▶ **What you will do**
Output every line of the data exactly as it appears.
*** Input data ***
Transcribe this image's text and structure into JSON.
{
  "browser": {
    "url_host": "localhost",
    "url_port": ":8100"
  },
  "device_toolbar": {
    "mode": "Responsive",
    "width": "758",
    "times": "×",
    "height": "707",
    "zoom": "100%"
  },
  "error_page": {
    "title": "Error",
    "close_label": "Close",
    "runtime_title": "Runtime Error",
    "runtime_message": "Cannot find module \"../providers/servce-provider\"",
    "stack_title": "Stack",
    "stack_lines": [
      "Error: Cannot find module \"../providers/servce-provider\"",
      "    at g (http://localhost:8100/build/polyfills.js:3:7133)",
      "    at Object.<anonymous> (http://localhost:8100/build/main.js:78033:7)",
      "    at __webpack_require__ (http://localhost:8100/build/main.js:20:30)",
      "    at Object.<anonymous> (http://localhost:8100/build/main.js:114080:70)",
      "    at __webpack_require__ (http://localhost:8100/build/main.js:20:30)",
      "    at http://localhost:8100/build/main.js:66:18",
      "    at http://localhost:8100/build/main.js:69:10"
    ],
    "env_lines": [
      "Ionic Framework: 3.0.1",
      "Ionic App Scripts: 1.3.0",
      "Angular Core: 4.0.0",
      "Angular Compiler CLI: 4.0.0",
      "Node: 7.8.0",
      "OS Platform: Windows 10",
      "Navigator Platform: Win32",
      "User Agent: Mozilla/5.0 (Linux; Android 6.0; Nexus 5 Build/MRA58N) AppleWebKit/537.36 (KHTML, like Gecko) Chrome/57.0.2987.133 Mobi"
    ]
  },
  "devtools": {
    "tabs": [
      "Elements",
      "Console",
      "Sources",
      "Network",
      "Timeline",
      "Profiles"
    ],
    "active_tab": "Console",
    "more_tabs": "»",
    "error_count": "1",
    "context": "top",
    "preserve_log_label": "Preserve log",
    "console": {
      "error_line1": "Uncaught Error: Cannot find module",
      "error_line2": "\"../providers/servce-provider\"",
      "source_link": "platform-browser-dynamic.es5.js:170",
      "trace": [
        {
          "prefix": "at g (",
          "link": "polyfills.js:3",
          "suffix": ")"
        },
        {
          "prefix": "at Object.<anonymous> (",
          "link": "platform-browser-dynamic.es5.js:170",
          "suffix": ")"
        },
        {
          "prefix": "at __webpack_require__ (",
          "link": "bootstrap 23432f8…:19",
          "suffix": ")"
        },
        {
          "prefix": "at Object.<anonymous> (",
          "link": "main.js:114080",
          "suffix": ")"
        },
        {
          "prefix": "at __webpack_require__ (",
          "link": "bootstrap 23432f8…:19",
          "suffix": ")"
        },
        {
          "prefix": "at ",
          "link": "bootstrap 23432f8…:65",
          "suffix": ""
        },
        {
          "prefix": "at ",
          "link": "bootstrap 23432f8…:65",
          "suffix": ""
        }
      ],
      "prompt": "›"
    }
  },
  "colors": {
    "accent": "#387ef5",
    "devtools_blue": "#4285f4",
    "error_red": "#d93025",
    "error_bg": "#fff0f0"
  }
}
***
▶ **Problem solution**
Transcribe this image's text and structure into JSON.
{
  "browser": {
    "url_host": "localhost",
    "url_port": ":8100"
  },
  "device_toolbar": {
    "mode": "Responsive",
    "width": "758",
    "times": "×",
    "height": "707",
    "zoom": "100%"
  },
  "error_page": {
    "title": "Error",
    "close_label": "Close",
    "runtime_title": "Runtime Error",
    "runtime_message": "Cannot find module \"../providers/servce-provider\"",
    "stack_title": "Stack",
    "stack_lines": [
      "Error: Cannot find module \"../providers/servce-provider\"",
      "    at g (http://localhost:8100/build/polyfills.js:3:7133)",
      "    at Object.<anonymous> (http://localhost:8100/build/main.js:78033:7)",
      "    at __webpack_require__ (http://localhost:8100/build/main.js:20:30)",
      "    at Object.<anonymous> (http://localhost:8100/build/main.js:114080:70)",
      "    at __webpack_require__ (http://localhost:8100/build/main.js:20:30)",
      "    at http://localhost:8100/build/main.js:66:18",
      "    at http://localhost:8100/build/main.js:69:10"
    ],
    "env_lines": [
      "Ionic Framework: 3.0.1",
      "Ionic App Scripts: 1.3.0",
      "Angular Core: 4.0.0",
      "Angular Compiler CLI: 4.0.0",
      "Node: 7.8.0",
      "OS Platform: Windows 10",
      "Navigator Platform: Win32",
      "User Agent: Mozilla/5.0 (Linux; Android 6.0; Nexus 5 Build/MRA58N) AppleWebKit/537.36 (KHTML, like Gecko) Chrome/57.0.2987.133 Mobi"
    ]
  },
  "devtools": {
    "tabs": [
      "Elements",
      "Console",
      "Sources",
      "Network",
      "Timeline",
      "Profiles"
    ],
    "active_tab": "Console",
    "more_tabs": "»",
    "error_count": "1",
    "context": "top",
    "preserve_log_label": "Preserve log",
    "console": {
      "error_line1": "Uncaught Error: Cannot find module",
      "error_line2": "\"../providers/servce-provider\"",
      "source_link": "platform-browser-dynamic.es5.js:170",
      "trace": [
        {
          "prefix": "at g (",
          "link": "polyfills.js:3",
          "suffix": ")"
        },
        {
          "prefix": "at Object.<anonymous> (",
          "link": "platform-browser-dynamic.es5.js:170",
          "suffix": ")"
        },
        {
          "prefix": "at __webpack_require__ (",
          "link": "bootstrap 23432f8…:19",
          "suffix": ")"
        },
        {
          "prefix": "at Object.<anonymous> (",
          "link": "main.js:114080",
          "suffix": ")"
        },
        {
          "prefix": "at __webpack_require__ (",
          "link": "bootstrap 23432f8…:19",
          "suffix": ")"
        },
        {
          "prefix": "at ",
          "link": "bootstrap 23432f8…:65",
          "suffix": ""
        },
        {
          "prefix": "at ",
          "link": "bootstrap 23432f8…:65",
          "suffix": ""
        }
      ],
      "prompt": "›"
    }
  },
  "colors": {
    "accent": "#387ef5",
    "devtools_blue": "#4285f4",
    "error_red": "#d93025",
    "error_bg": "#fff0f0"
  }
}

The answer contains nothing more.